On April 19, 1775, British soldiers and American militia, "minute men" met in a series of skirmishes along a 22 mile stretch of road that ran from Boston to Concord. The events that occurred along the Battle Road would mark the beginning of a struggle between British authorities, determined to enforce the will of Parliament, and the people of Massachusetts, determined to retain their rights as English citizens. An American war for independence and self-government was born which would last more than eight years.
The story of Minute Man is more than just the events that took place at Lexington Green, Concord's North Bridge, or along the Battle Road in 1775. Minute Man encompasses the story of an evolution of the ideals of freedom and liberty, new notions of cultural independence and citizen responsibility. These ideals led to an American literary revolution the following century, introducing Concord authors, Nathaniel Hawthorne, Henry David Thoreau, Louisa May Alcott and Ralph Waldo Emerson.
The ideals of both the American Revolution and 19th Century literary revolution continue today and serve as an inspiration to people throughout the world.

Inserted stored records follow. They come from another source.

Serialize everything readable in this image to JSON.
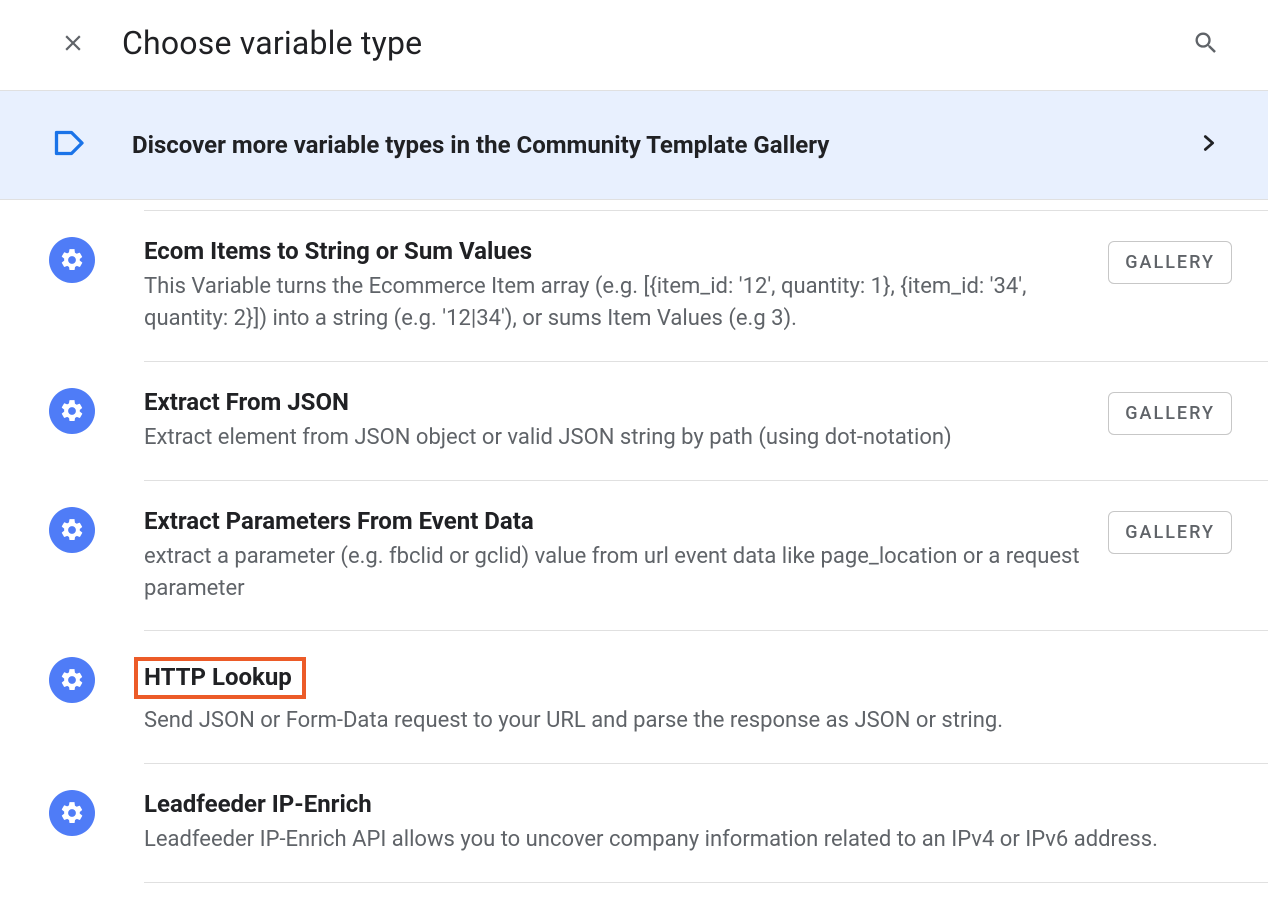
{
  "header": {
    "title": "Choose variable type"
  },
  "banner": {
    "text": "Discover more variable types in the Community Template Gallery"
  },
  "gallery_label": "GALLERY",
  "items": [
    {
      "title": "Ecom Items to String or Sum Values",
      "desc": "This Variable turns the Ecommerce Item array (e.g. [{item_id: '12', quantity: 1}, {item_id: '34', quantity: 2}]) into a string (e.g. '12|34'), or sums Item Values (e.g 3).",
      "badge": true,
      "highlighted": false
    },
    {
      "title": "Extract From JSON",
      "desc": "Extract element from JSON object or valid JSON string by path (using dot-notation)",
      "badge": true,
      "highlighted": false
    },
    {
      "title": "Extract Parameters From Event Data",
      "desc": "extract a parameter (e.g. fbclid or gclid) value from url event data like page_location or a request parameter",
      "badge": true,
      "highlighted": false
    },
    {
      "title": "HTTP Lookup",
      "desc": "Send JSON or Form-Data request to your URL and parse the response as JSON or string.",
      "badge": false,
      "highlighted": true
    },
    {
      "title": "Leadfeeder IP-Enrich",
      "desc": "Leadfeeder IP-Enrich API allows you to uncover company information related to an IPv4 or IPv6 address.",
      "badge": false,
      "highlighted": false
    }
  ]
}
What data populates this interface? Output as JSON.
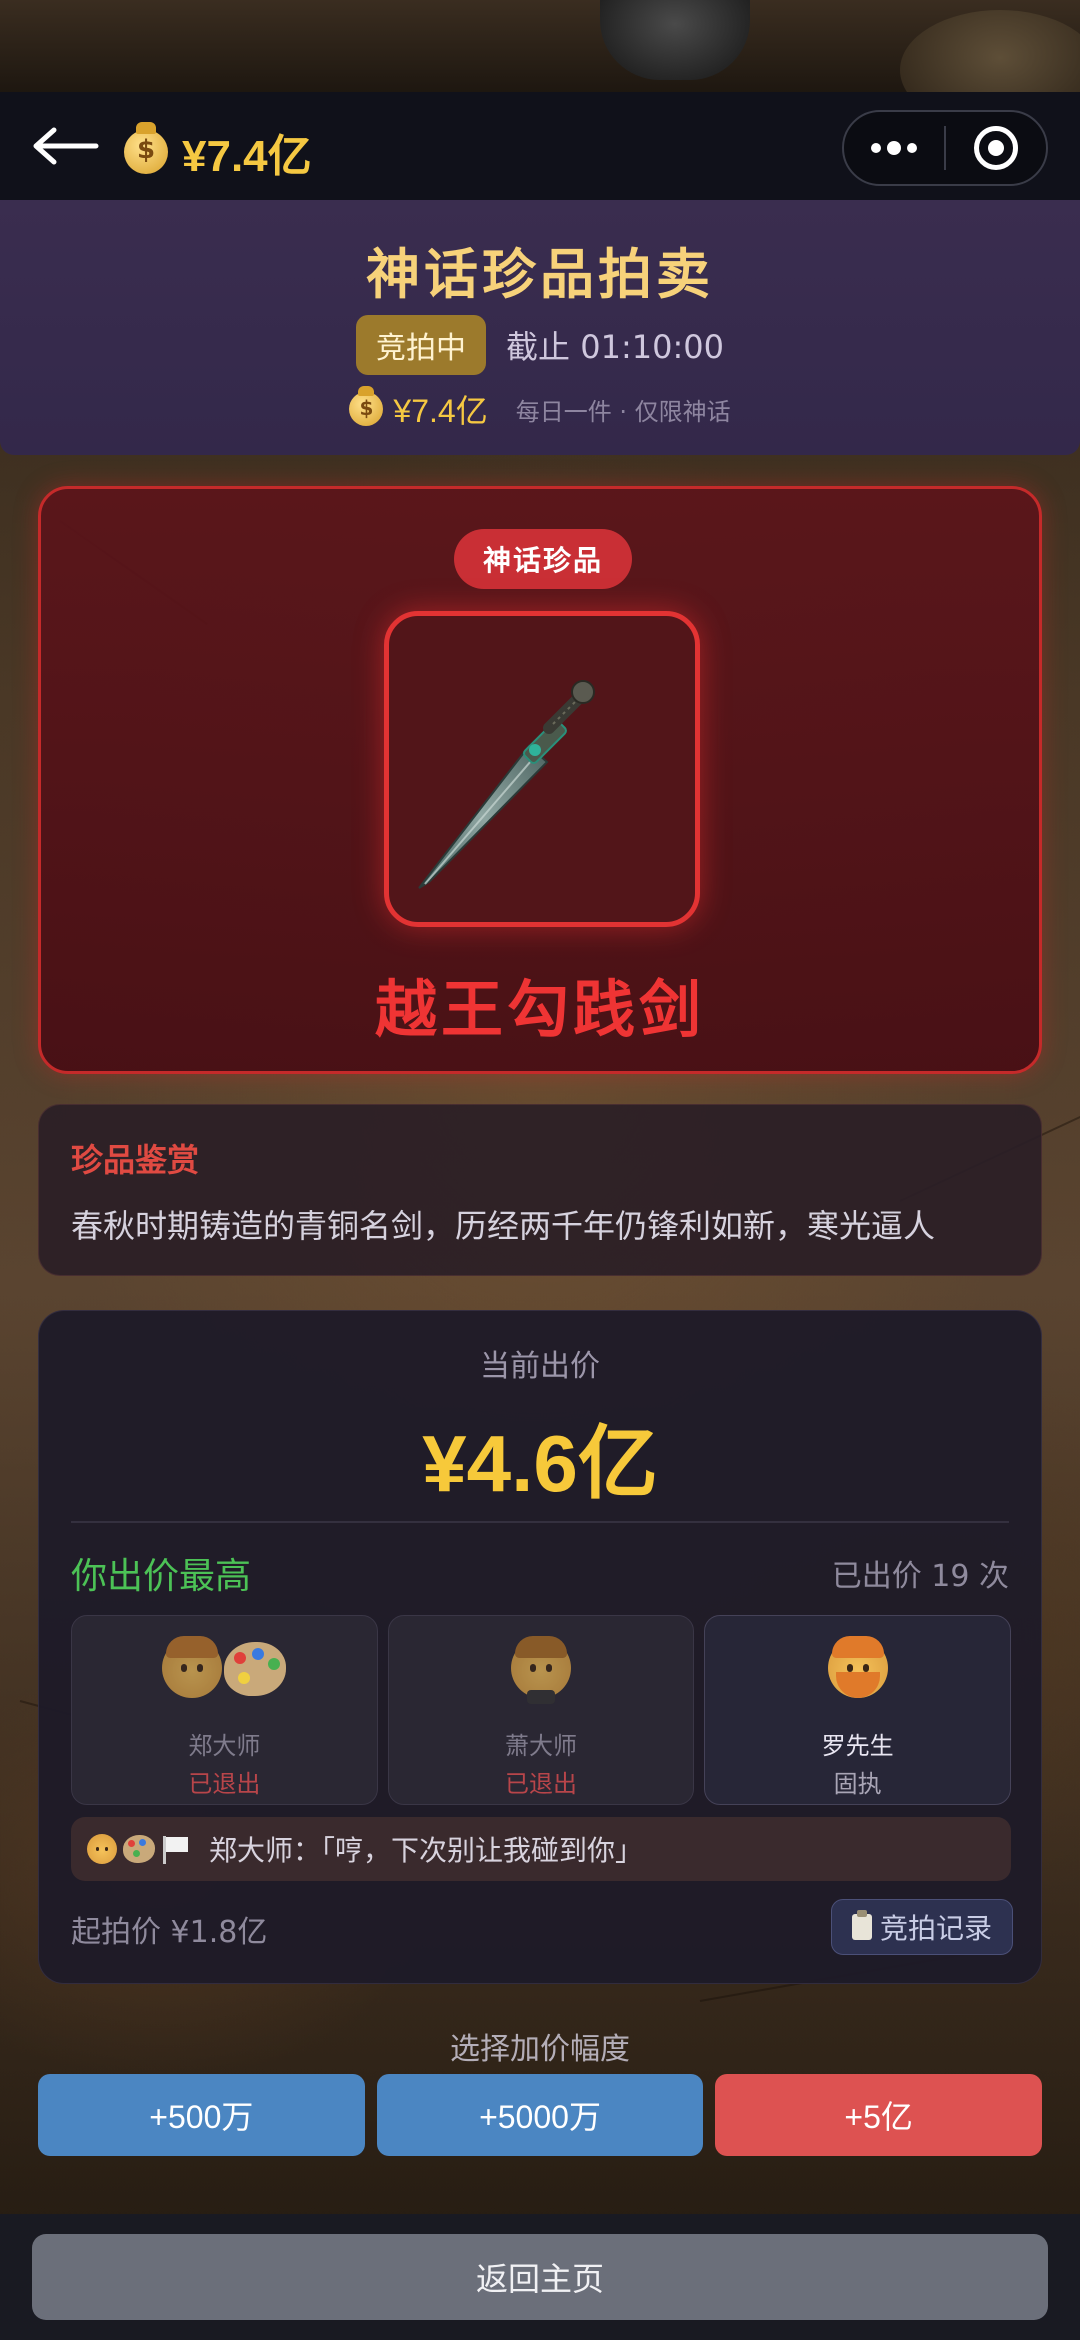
{
  "header": {
    "balance": "¥7.4亿",
    "icons": {
      "back": "back-arrow-icon",
      "coin": "money-bag-icon",
      "more": "more-dots-icon",
      "close": "target-close-icon"
    }
  },
  "banner": {
    "title": "神话珍品拍卖",
    "status": "竞拍中",
    "deadline": "截止 01:10:00",
    "balance": "¥7.4亿",
    "note": "每日一件 · 仅限神话"
  },
  "item": {
    "rarity": "神话珍品",
    "name": "越王勾践剑",
    "image_icon": "bronze-sword-icon"
  },
  "appraisal": {
    "title": "珍品鉴赏",
    "text": "春秋时期铸造的青铜名剑，历经两千年仍锋利如新，寒光逼人"
  },
  "bid": {
    "label": "当前出价",
    "amount": "¥4.6亿",
    "leader_text": "你出价最高",
    "count": "已出价 19 次",
    "bidders": [
      {
        "name": "郑大师",
        "status": "已退出",
        "active": false
      },
      {
        "name": "萧大师",
        "status": "已退出",
        "active": false
      },
      {
        "name": "罗先生",
        "status": "固执",
        "active": true
      }
    ],
    "quote": "郑大师：「哼，下次别让我碰到你」",
    "start_price": "起拍价 ¥1.8亿",
    "history_button": "竞拍记录"
  },
  "increment": {
    "label": "选择加价幅度",
    "options": [
      "+500万",
      "+5000万",
      "+5亿"
    ]
  },
  "footer": {
    "home_button": "返回主页"
  },
  "colors": {
    "gold": "#f5c842",
    "mythic_red": "#ef3434",
    "leader_green": "#4cc256",
    "blue_button": "#4b86c2",
    "red_button": "#dd5251"
  }
}
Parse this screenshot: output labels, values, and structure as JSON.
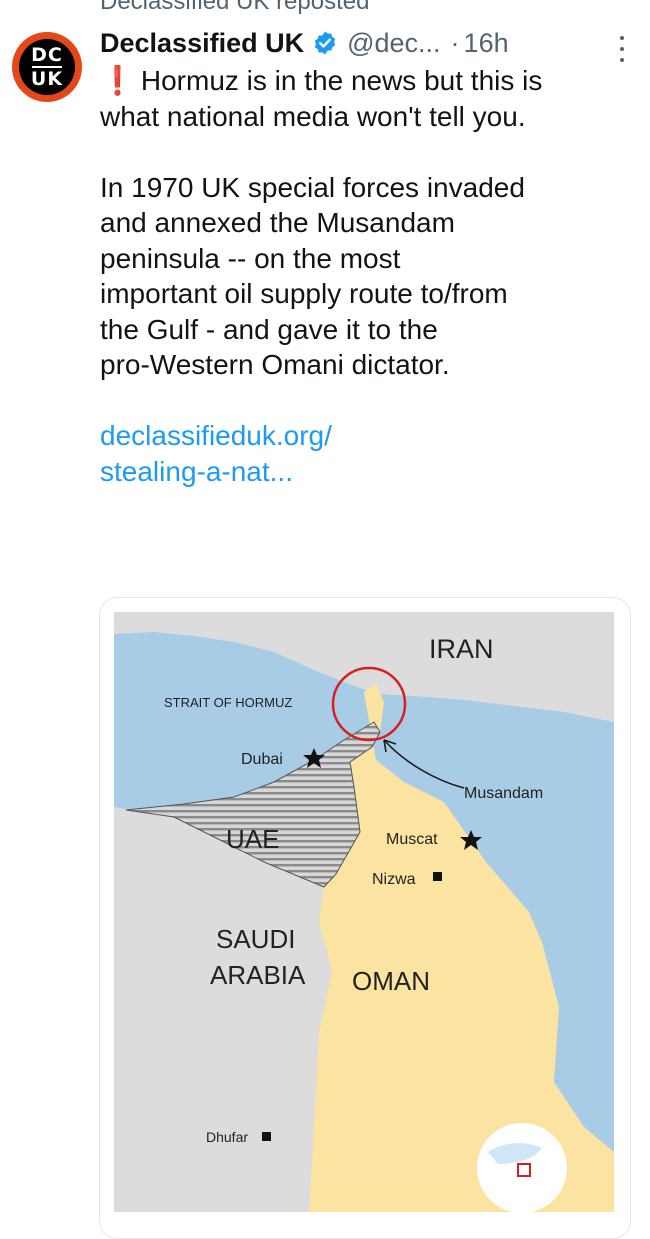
{
  "repost": {
    "label": "Declassified UK reposted"
  },
  "post": {
    "author_name": "Declassified UK",
    "verified": true,
    "handle": "@dec...",
    "separator": "·",
    "time": "16h",
    "avatar": {
      "line1": "DC",
      "line2": "UK",
      "ring_color": "#e3481b"
    },
    "excl_icon": "❗",
    "text_lines": [
      "Hormuz is in the news but this is",
      "what national media won't tell you.",
      "",
      "In 1970 UK special forces invaded",
      "and annexed the Musandam",
      "peninsula -- on the most",
      "important oil supply route to/from",
      "the Gulf - and gave it to the",
      "pro-Western Omani dictator.",
      ""
    ],
    "link_lines": [
      "declassifieduk.org/",
      "stealing-a-nat..."
    ]
  },
  "map": {
    "labels": {
      "iran": "IRAN",
      "strait": "STRAIT OF HORMUZ",
      "dubai": "Dubai",
      "musandam": "Musandam",
      "uae": "UAE",
      "muscat": "Muscat",
      "nizwa": "Nizwa",
      "saudi_line1": "SAUDI",
      "saudi_line2": "ARABIA",
      "oman": "OMAN",
      "dhufar": "Dhufar"
    },
    "colors": {
      "sea": "#a8cbe6",
      "oman": "#fbe3a2",
      "uae": "#c9c9c9",
      "land": "#dcdcdc",
      "circle": "#d62020"
    }
  }
}
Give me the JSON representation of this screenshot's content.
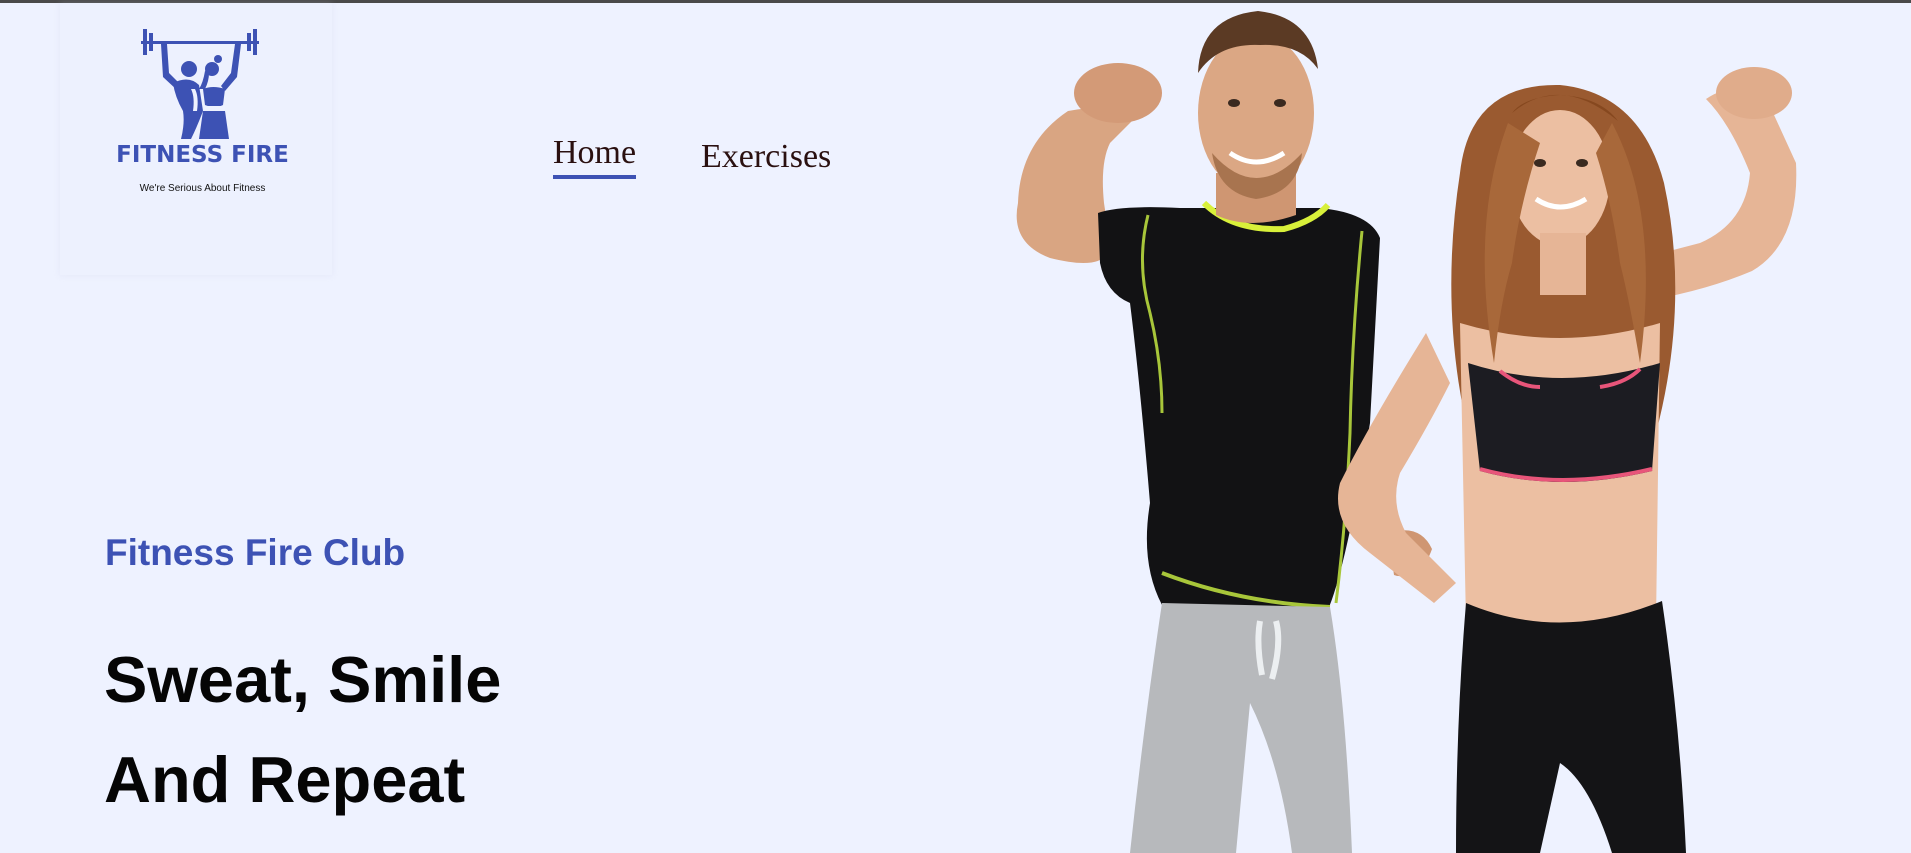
{
  "colors": {
    "background": "#eef2ff",
    "brand_blue": "#3d52b4",
    "nav_text": "#2a1010",
    "headline_text": "#050505"
  },
  "logo": {
    "icon": "weightlifting-couple-icon",
    "title": "FITNESS FIRE",
    "tagline": "We're Serious About Fitness"
  },
  "nav": {
    "items": [
      {
        "label": "Home",
        "active": true
      },
      {
        "label": "Exercises",
        "active": false
      }
    ]
  },
  "hero": {
    "eyebrow": "Fitness Fire Club",
    "headline_line1": "Sweat, Smile",
    "headline_line2": "And Repeat",
    "image": "fit-couple-flexing-photo"
  }
}
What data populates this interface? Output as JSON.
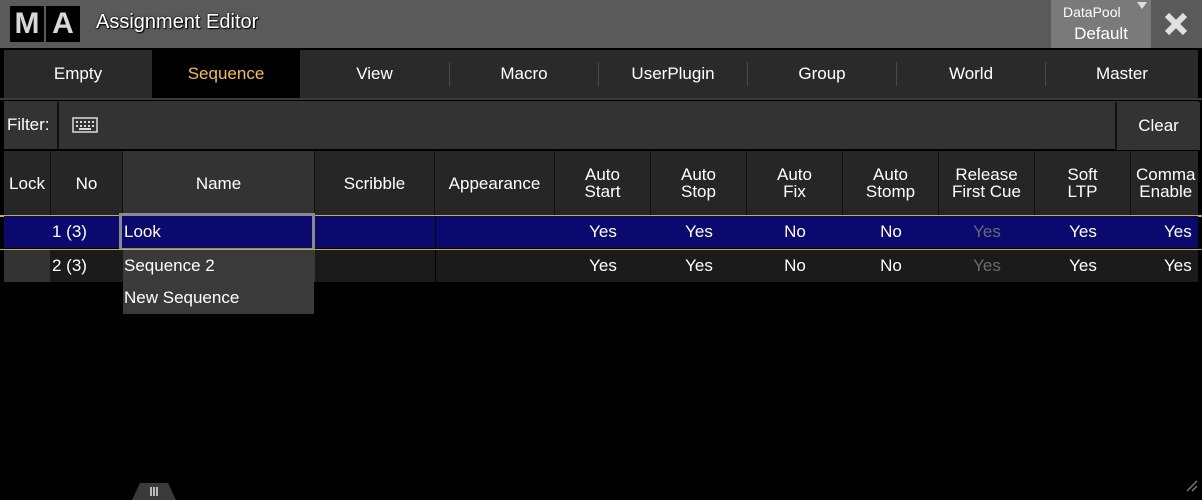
{
  "window": {
    "logo": [
      "M",
      "A"
    ],
    "title": "Assignment Editor",
    "datapool": {
      "label": "DataPool",
      "value": "Default"
    },
    "close_icon": "close-x-icon"
  },
  "tabs": [
    {
      "label": "Empty",
      "active": false
    },
    {
      "label": "Sequence",
      "active": true
    },
    {
      "label": "View",
      "active": false
    },
    {
      "label": "Macro",
      "active": false
    },
    {
      "label": "UserPlugin",
      "active": false
    },
    {
      "label": "Group",
      "active": false
    },
    {
      "label": "World",
      "active": false
    },
    {
      "label": "Master",
      "active": false
    }
  ],
  "filter": {
    "label": "Filter:",
    "value": "",
    "keyboard_icon": "keyboard-icon",
    "clear_label": "Clear"
  },
  "columns": [
    "Lock",
    "No",
    "Name",
    "Scribble",
    "Appearance",
    "Auto\nStart",
    "Auto\nStop",
    "Auto\nFix",
    "Auto\nStomp",
    "Release\nFirst Cue",
    "Soft\nLTP",
    "Comma\nEnable"
  ],
  "rows": [
    {
      "lock": "",
      "no": "1 (3)",
      "name": "Look",
      "scribble": "",
      "appearance": "",
      "auto_start": "Yes",
      "auto_stop": "Yes",
      "auto_fix": "No",
      "auto_stomp": "No",
      "release_first_cue": "Yes",
      "soft_ltp": "Yes",
      "command_enable": "Yes"
    },
    {
      "lock": "",
      "no": "2 (3)",
      "name": "Sequence 2",
      "scribble": "",
      "appearance": "",
      "auto_start": "Yes",
      "auto_stop": "Yes",
      "auto_fix": "No",
      "auto_stomp": "No",
      "release_first_cue": "Yes",
      "soft_ltp": "Yes",
      "command_enable": "Yes"
    }
  ],
  "new_row_label": "New Sequence",
  "colors": {
    "accent": "#f2c23c",
    "selection": "#0a0a6e",
    "row_line": "#c6b03a"
  }
}
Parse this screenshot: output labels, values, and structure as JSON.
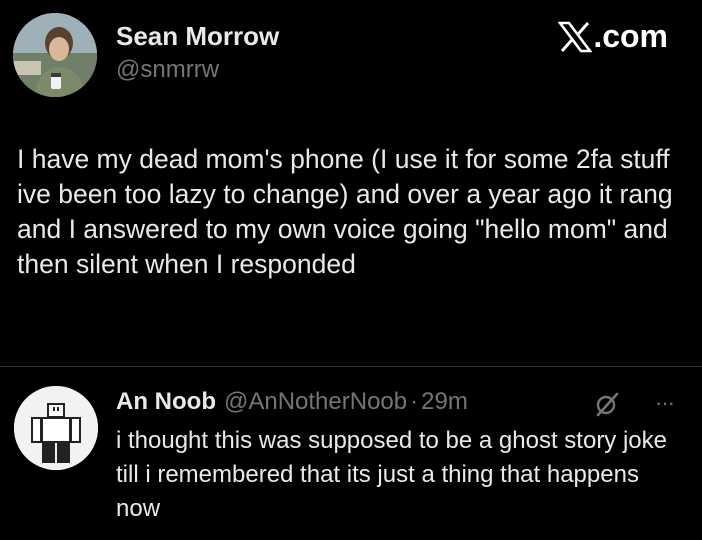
{
  "tweet": {
    "author_name": "Sean Morrow",
    "author_handle": "@snmrrw",
    "text": "I have my dead mom's phone (I use it for some 2fa stuff ive been too lazy to change) and over a year ago it rang and I answered to my own voice going \"hello mom\" and then silent when I responded"
  },
  "brand": {
    "label": ".com"
  },
  "reply": {
    "author_name": "An Noob",
    "author_handle": "@AnNotherNoob",
    "separator": "·",
    "time": "29m",
    "text": "i thought this was supposed to be a ghost story joke till i remembered that its just a thing that happens now",
    "more_label": "···"
  },
  "icons": {
    "brand": "x-logo-icon",
    "grok": "grok-icon",
    "more": "more-options-icon"
  },
  "colors": {
    "background": "#000000",
    "text_primary": "#e7e9ea",
    "text_secondary": "#71767b",
    "divider": "#2f3336"
  }
}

To experience the stories encompassed in Minute Man National Historical Park for yourself, we invite you to tour our website visitor center.